Let’s start with the obvious – the primary cause of misleading test results is leaking seals and fittings.
Choosing an ideal sealThe best seals have a mechanical component that physically locks them to the part and ensures proper orientation. This can come in the form of:
- A mechanical or pneumatically (air) activated seal that is physically deformed to provide the mechanical lock. (We recommend a mechanically compressed seal for port seals and single compression ferrule over the common push lock connector for test line connections.)
- A bolted together connection.
- An automated seal on the end of a ram or robot that is locked into position during testing.
Controlling pressureFluctuating pressure in the air supply line can impact fill time and test accuracy. It can also impact seal performance. For example, if a pneumatic seal is used, supply pressure must be constantly measured and controlled to ensure the required air pressure is maintained for the duration of the test.
A general rule of thumb is that the opposing seal force (force to hold a seal in place compared to the test pressure force) should be 1.5 to 2 times that of the test pressure force from the part to prevent any false leaks through an opening. But no more than three times—excessive pressure can accelerate how quickly the seal wears out.
Protecting against seal wearSpeaking of seal wear, it’s a simple equation between hardness, softness, and durability. A softer seal material makes it quicker and easier to achieve a proper seal but will wear faster. A harder seal material will last longer but may require more time and diligence by the operator to ensure a good seal.
Durometer is a measure of hardness for rubber compounds or polyurethane. Choosing the right durometer seal depends on the production environment and the contact surface, the desired test pressure, and how many test cycles the seal must endure in a production shift. The goal is to strike the right balance to ensure the longest possible reliable life.

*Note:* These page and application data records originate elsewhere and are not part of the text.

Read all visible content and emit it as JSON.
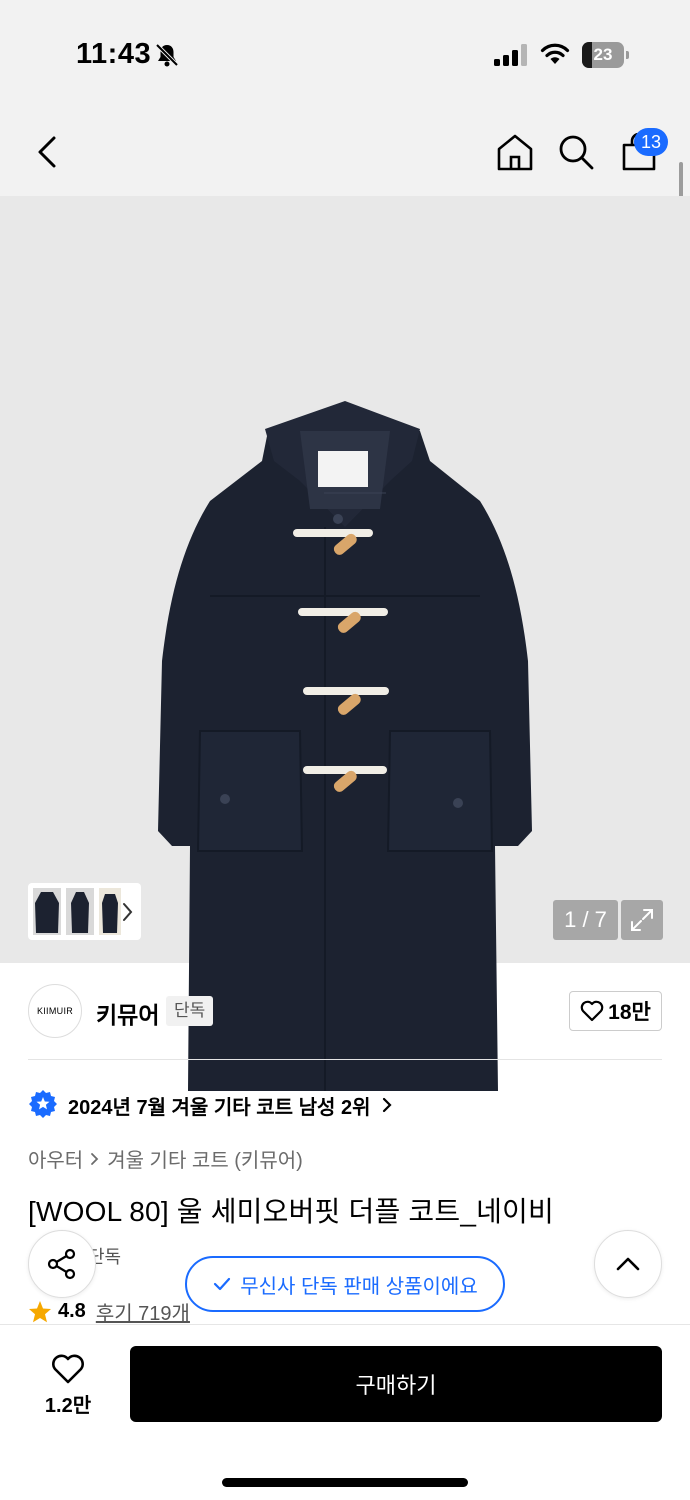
{
  "status_bar": {
    "time": "11:43",
    "battery_level": "23",
    "battery_fraction": 0.23
  },
  "header": {
    "cart_count": "13"
  },
  "gallery": {
    "page_indicator": "1 / 7"
  },
  "brand": {
    "logo_text": "KIIMUIR",
    "name": "키뮤어",
    "badge": "단독",
    "like_count": "18만"
  },
  "rank": {
    "text": "2024년 7월 겨울 기타 코트 남성 2위"
  },
  "breadcrumb": {
    "level1": "아우터",
    "level2": "겨울 기타 코트 (키뮤어)"
  },
  "product": {
    "title": "[WOOL 80] 울 세미오버핏 더플 코트_네이비",
    "badge_partial": "단독",
    "rating": "4.8",
    "reviews": "후기 719개"
  },
  "toast": {
    "text": "무신사 단독 판매 상품이에요"
  },
  "bottom_bar": {
    "wish_count": "1.2만",
    "buy_label": "구매하기"
  },
  "colors": {
    "accent_blue": "#1a6bff",
    "coat_navy": "#1c2230",
    "star": "#f6a800",
    "buy_button": "#000000"
  }
}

Using the right plumbingThe closer the part is to the test instrument, the more accurate the leak test and the shorter the test cycle. A shorter hose means there is less air volume in the test circuit—less air must enter the test volume and less air must reach thermal equilibrium within the part.
Hose diameter and material is also important. If you match the hose’s inner diameter with the fill port, it will optimize the fill time. Also, the hose must be constructed from a material that won’t deform under pressure. Thin PVC lines just won’t do. Consider instead seamless stainless steel tubing, and better because of its thermal resistive properties poly tubing rated to no less than 500 psig.
Using the right fixturingConsider how the part will be held and controlled during the test cycle to avoid any movement that would compromise seal integrity.
With flexible parts that may be prone to ballooning, such as a battery pack, some method of nesting may have to be used to prevent this distortion. Even if ballooning doesn’t damage the part, it can easily skew the reliability of test results if left unchecked.
Other considerationsWhen a test or check is manually operated, there is always a risk of error. Proper training and oversight is crucial. Fixturing choices can also help mitigate the risk. For example, using an air-actuated connector, which allows for fast, safe, and repeatable connections.
Data is also important. Every byte of data generated at the test stand should be collected, archived, and indexed by part serial number. This way, you have a data trail to fall back on to troubleshoot quality issues. This will assist with calibration, its verification and root cause analysis to ensure your leak test is optimized.
Contact us to learn how to optimize your leak test station for reliable, repeatable results.